The West Australian CA, based in Perth, was already a champion swimmer when he decided to take on the Oceans Seven, the seven toughest ocean crossings in the world. They include the English Channel, the Strait of Gibraltar and the Catalina Channel near Los Angeles (see Acuity’s story last year).
He’s now completed all seven crossings, the 24th person in the world to complete all seven crossings and the first person to complete the Oceans Seven in less than a year, having taken 355 days. He also broke the record for the fastest Oceans Seven swim, completing the 197km total in a cumulative time of 63 hours and two minutes, breaking the previous world record by more than 1.5 hours.
Along the way, the Scottish-born chartered accountant’s feat has been making headlines in Australian and international media including the BBC, sporting channel ESPN, and The Times – and, not surprisingly, a number of Scottish media.
A 13-hour nightmare
Donaldson completed his seventh and last Oceans Seven crossing in late July, when he swam the 19.5km Tsugaru Strait in Japan. At least, it was supposed to be 19.5km.
A powerful 10km/h current turned the swim into a 13-hour, 37km nightmare.
“It was an absolute beast,” Donaldson says. “It felt like being like a rag doll and a washing machine. I was just being thrown around.”
While the New Zealand crossing was his favourite, Donaldson says swimming Hawaii’s Molokai Strait was the least enjoyable. On that swim he battled powerful currents, a storm with 30-knot winds whipping the swell to two or three metres, an encounter with a shark and breathing difficulties due to swallowing a jellyfish.
“It was the first time I’ve really experienced adversity like that, and I came really close to quitting,” he says.
Oddly enough, he says another takeaway is that your lowest experience can end up being a highlight that you can draw strength from.
“They can be the most valuable experiences of your life,” Donaldson says. “The Molokai swim was really terrible at the time but, in retrospect, it’s an experience that I'll be able to draw from for the rest of my days and remind myself that when times get tough, I’ve done this in the past and know how to get through these challenges,” he says.
Swimming with purpose
With a great support team behind him, Donaldson undertook the Oceans Seven after suffering depression following a relationship breakdown and burnout at work. He says that chartered accountants should be aware of their mental health and never be shy about tapping into others.
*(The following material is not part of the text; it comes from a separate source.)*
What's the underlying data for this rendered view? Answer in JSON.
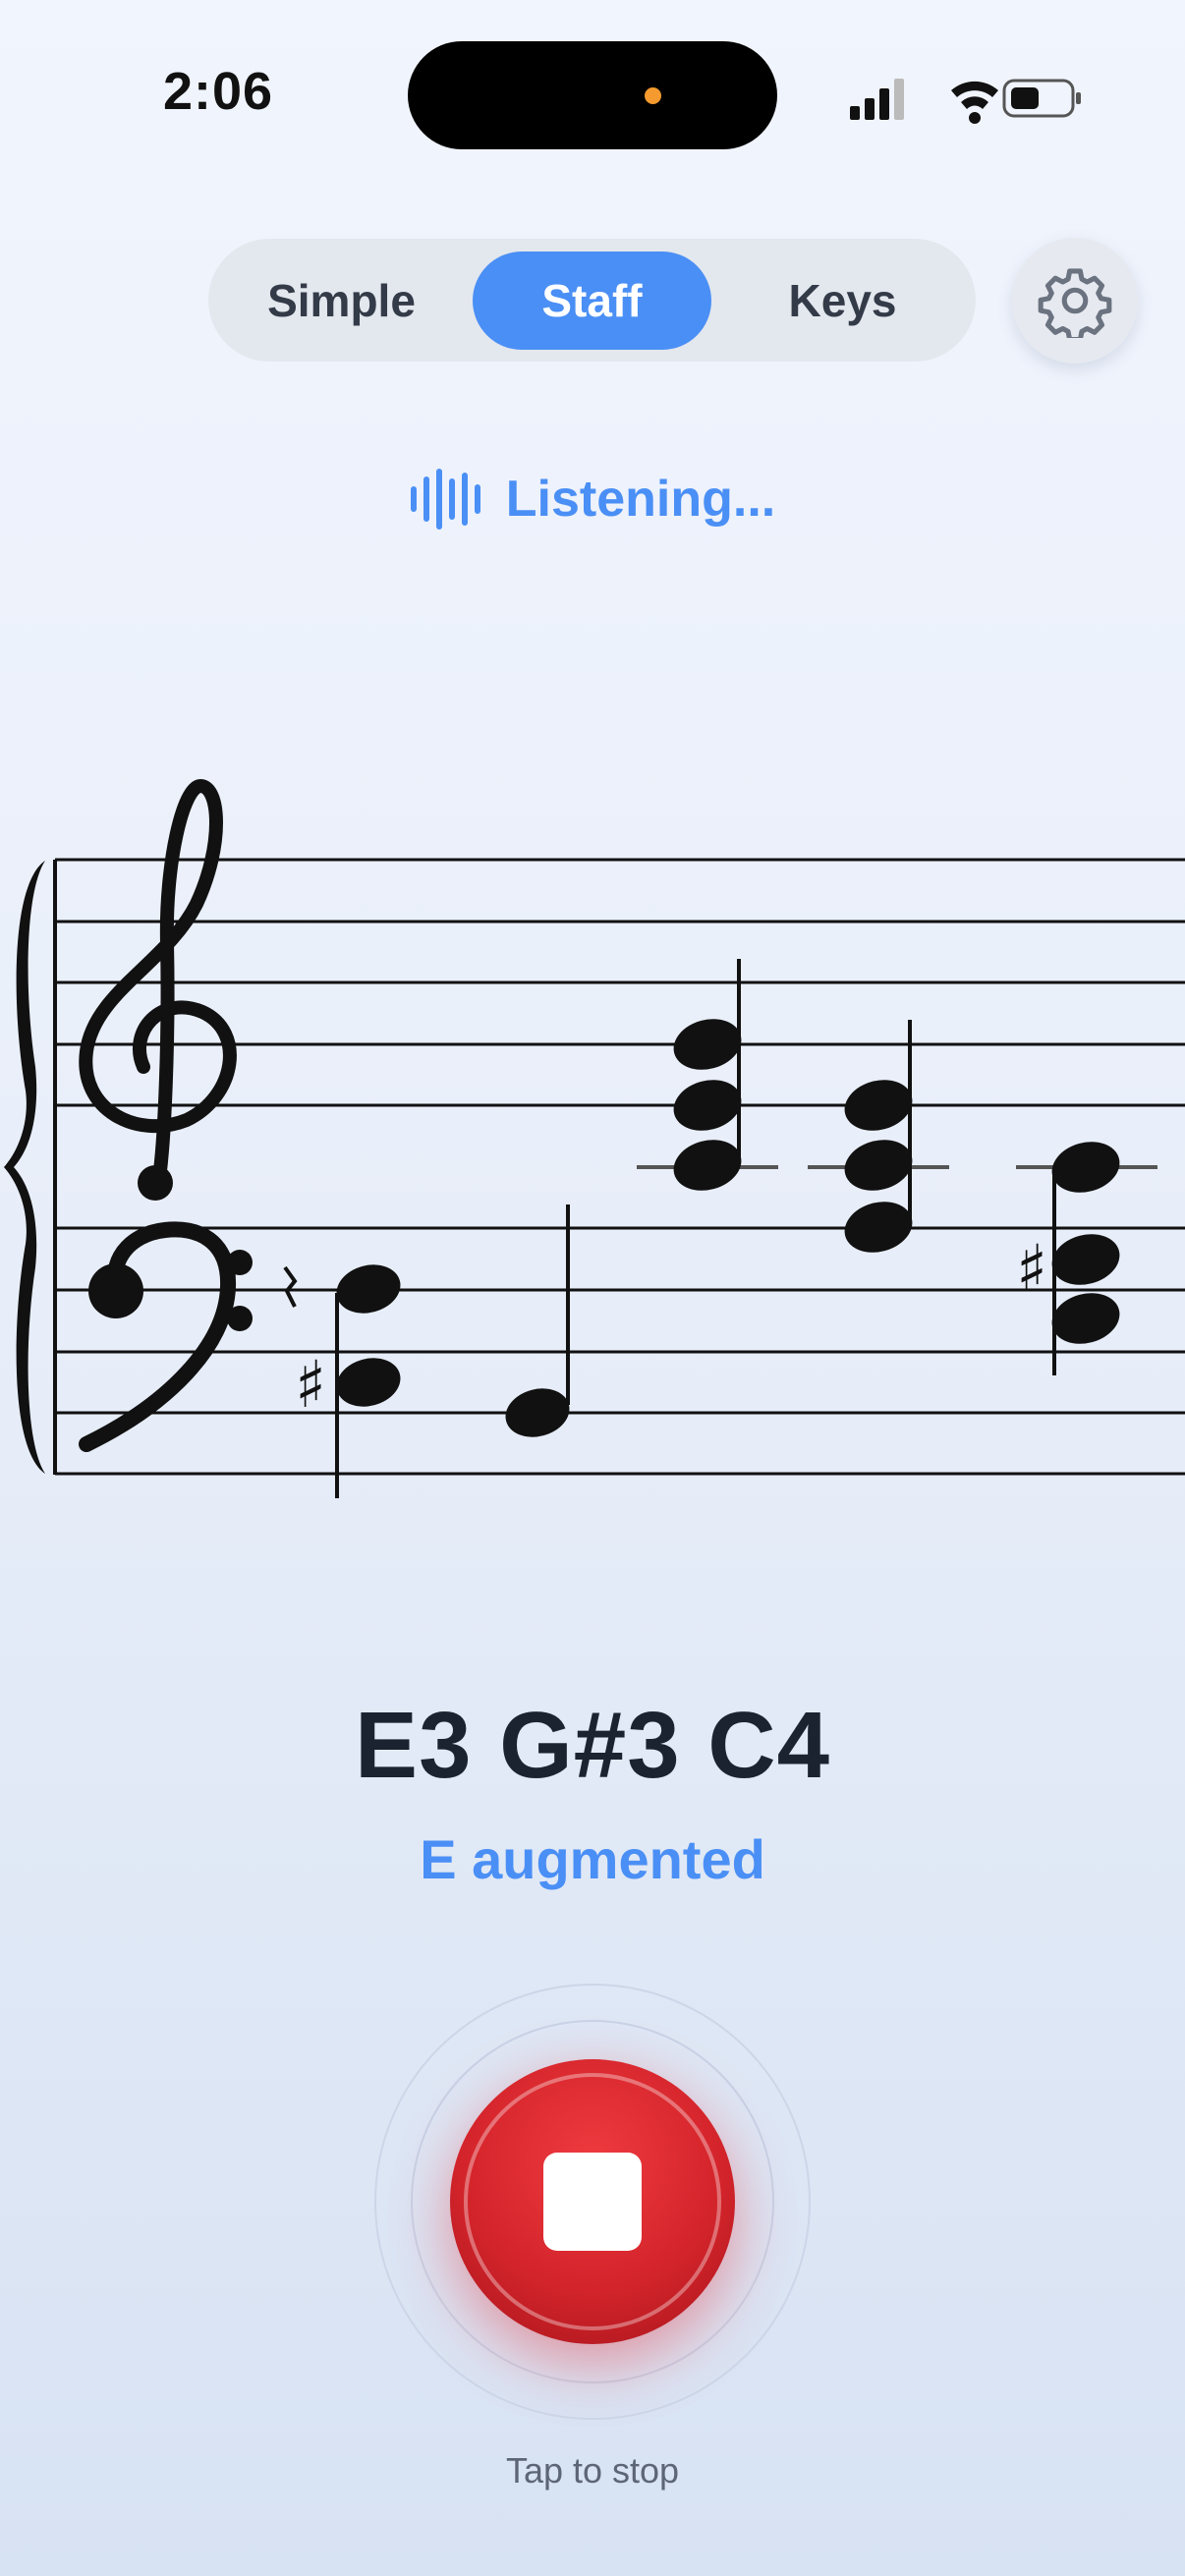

“It’s never just one person. There are always people around to help you in life,” he says.
“I’d say that’s been the core learning from all of this. You can’t do it alone; it’s infinitely better if you work together.”
Donaldson is aiming to raise A$100,000 for the Black Dog Institute from his epic feat, with donations still coming in. One of his biggest cheer squads is the West Australian office of Chartered Accountants Australia and New Zealand, which has raised more than A$7600 so far.
“We had a charity fundraiser quiz night,’ says Donaldson. “It was a very successful night and I’m very grateful for all their encouragement and support over this journey.”
Back in the water
So, what’s next?
“I’ll probably take a couple of weeks off, and maybe just do some other things to stay active and fit,” says Donaldson.
But he’s aiming to be back in the water by the start of September and is due to take part in a charity swim later in the year.
Would he ever do something like the Oceans Seven again?
“I think it depends on the purpose why,” he says. “I’m not motivated that much by accolades or records, or money. It’s got to have some bigger purpose or cause to support. I enjoy swimming and will continue to support causes close to my heart.”
You can find out more about Andrew’s Oceans Seven swims and support the project with a donation to the Black Dog Institute.
Andrew Donaldson CA’s Oceans Seven swim challenge:
1. English Channel, 33km, 8 hours, August 2022 – British record
2. North Channel, 34.5km, 9 hours 13 minutes, September 2022 – British record
3. Cook Strait, 22km, 4 hours 33 minutes, March 2023 – world record
4. Molokai Channel, 43km, 15 hours 52 minutes, April 2023
5. Strait of Gibraltar, 14.5km, 2 hours 56 minutes, May 2023 – British record
6. Catalina Channel, 32km, 9 hours 22 minutes, July 2023 – British record
7. Tsugaru Strait, 19.5km, 13 hours 14 minutes, July 2023.